▪ Prohibiting landlords from threatening to report tenants to immigration authorities, either in retaliation for asserting their rights or to evict them.
▪ Bar landlords from disclosing a tenant’s immigration status.
▪ Allow tenants to sue landlords who disclose their immigration status to law enforcement.
▪ Prohibit questions about a tenant’s immigration status during a trial.
▪ Prohibit attorneys from reporting or threatening to report the immigration status of people involved in housing cases.
Moorlach criticized the bill for “seeking to legislate something based on a few bad apples.”
Though he and other Republicans in the Legislature voted against Chiu’s bill, it has no recorded opposition.

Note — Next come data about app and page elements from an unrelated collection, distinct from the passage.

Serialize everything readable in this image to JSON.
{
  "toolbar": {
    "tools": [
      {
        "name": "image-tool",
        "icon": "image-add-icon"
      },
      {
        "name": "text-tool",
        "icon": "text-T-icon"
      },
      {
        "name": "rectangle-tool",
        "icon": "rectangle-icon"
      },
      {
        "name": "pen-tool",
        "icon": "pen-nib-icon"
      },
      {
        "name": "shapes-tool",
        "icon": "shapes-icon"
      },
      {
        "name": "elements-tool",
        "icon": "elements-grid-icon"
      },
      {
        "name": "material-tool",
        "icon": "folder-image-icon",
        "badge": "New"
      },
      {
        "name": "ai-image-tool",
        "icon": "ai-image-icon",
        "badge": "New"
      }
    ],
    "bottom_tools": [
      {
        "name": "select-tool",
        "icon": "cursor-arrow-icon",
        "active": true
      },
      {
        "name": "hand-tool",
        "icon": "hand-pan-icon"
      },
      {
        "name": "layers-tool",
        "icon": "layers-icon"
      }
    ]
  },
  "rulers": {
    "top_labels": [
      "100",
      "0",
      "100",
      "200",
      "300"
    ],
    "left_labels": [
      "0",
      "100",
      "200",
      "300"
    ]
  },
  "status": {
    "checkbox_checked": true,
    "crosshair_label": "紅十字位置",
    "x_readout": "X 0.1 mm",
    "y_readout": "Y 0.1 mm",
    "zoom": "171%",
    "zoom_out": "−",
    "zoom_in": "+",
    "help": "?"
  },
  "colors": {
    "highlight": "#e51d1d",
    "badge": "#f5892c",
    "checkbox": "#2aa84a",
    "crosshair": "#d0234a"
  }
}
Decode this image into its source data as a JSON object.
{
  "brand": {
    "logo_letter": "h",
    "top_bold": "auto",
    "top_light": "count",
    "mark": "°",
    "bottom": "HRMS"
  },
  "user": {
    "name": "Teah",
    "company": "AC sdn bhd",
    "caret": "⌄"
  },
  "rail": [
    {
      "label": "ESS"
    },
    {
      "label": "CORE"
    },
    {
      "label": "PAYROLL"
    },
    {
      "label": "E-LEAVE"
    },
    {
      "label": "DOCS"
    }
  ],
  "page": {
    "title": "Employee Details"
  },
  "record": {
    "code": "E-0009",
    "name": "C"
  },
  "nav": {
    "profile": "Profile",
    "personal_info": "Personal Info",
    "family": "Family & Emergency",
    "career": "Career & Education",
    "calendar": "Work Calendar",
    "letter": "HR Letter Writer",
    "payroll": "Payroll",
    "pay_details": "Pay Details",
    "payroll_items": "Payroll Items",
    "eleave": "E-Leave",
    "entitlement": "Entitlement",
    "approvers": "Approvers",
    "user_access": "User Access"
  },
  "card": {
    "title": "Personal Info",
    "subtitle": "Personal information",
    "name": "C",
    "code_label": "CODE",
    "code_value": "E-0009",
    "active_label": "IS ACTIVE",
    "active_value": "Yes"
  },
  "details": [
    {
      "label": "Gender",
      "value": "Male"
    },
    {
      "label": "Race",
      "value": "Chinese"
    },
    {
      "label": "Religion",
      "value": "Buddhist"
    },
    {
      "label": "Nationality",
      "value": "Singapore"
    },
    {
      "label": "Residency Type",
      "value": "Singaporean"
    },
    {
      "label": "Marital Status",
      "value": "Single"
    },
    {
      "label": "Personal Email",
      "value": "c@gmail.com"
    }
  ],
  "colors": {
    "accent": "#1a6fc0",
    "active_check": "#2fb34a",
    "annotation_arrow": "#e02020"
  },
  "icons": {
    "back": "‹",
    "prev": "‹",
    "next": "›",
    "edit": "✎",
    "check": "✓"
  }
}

The California Apartment Association, a statewide lobbying organization representing landlords, has endorsed it.
“The vast majority of landlords are in the business of providing housing. They’re not in the business of trying to identify, capture and report people to immigration officials – that’s just not their job,” said Debra Carlton, senior vice president for public affairs for the association. “Tenants shouldn’t have to worry after they’ve already been a tenant that their landlord is going to report them to ICE.”
Ilene Jacobs, statewide director of litigation for California Rural Legal Assistance Inc., called the bill is an important measure to help tenants facing unlawful eviction or deportation threats.
“People have rights to not be discriminated against because of who they are, or what language they speak, what they look like or what their gender expression is,” Jacobs said. “That doesn’t mean they are not discriminated against and it doesn’t mean they don’t need help enforcing those laws.”
The California Rural Legal Assistance Foundation is a co-sponsor of the bill along with the Western Center on Law and Poverty.
She said it’s critical to beef up the ranks of nonprofit lawyers in the state who can help tenants who need legal assistance.
The state’s recently adopted budget includes $45 million to assist undocumented immigrants, including those seeking help to become citizens, deportation defense and other legal and immigration-related services.
Dean Preston, executive Director of Tenants Together, a statewide housing advocacy organization, also endorsed Chiu’s bill. He has seen cases skyrocket this year amid soaring rents in the Bay Area.
“This is not an anecdote here and an anecdote there,” he said. “This is an ongoing problem that has gotten even worse since the election.”
Angela Hart: 916-326-5528, @ahartreports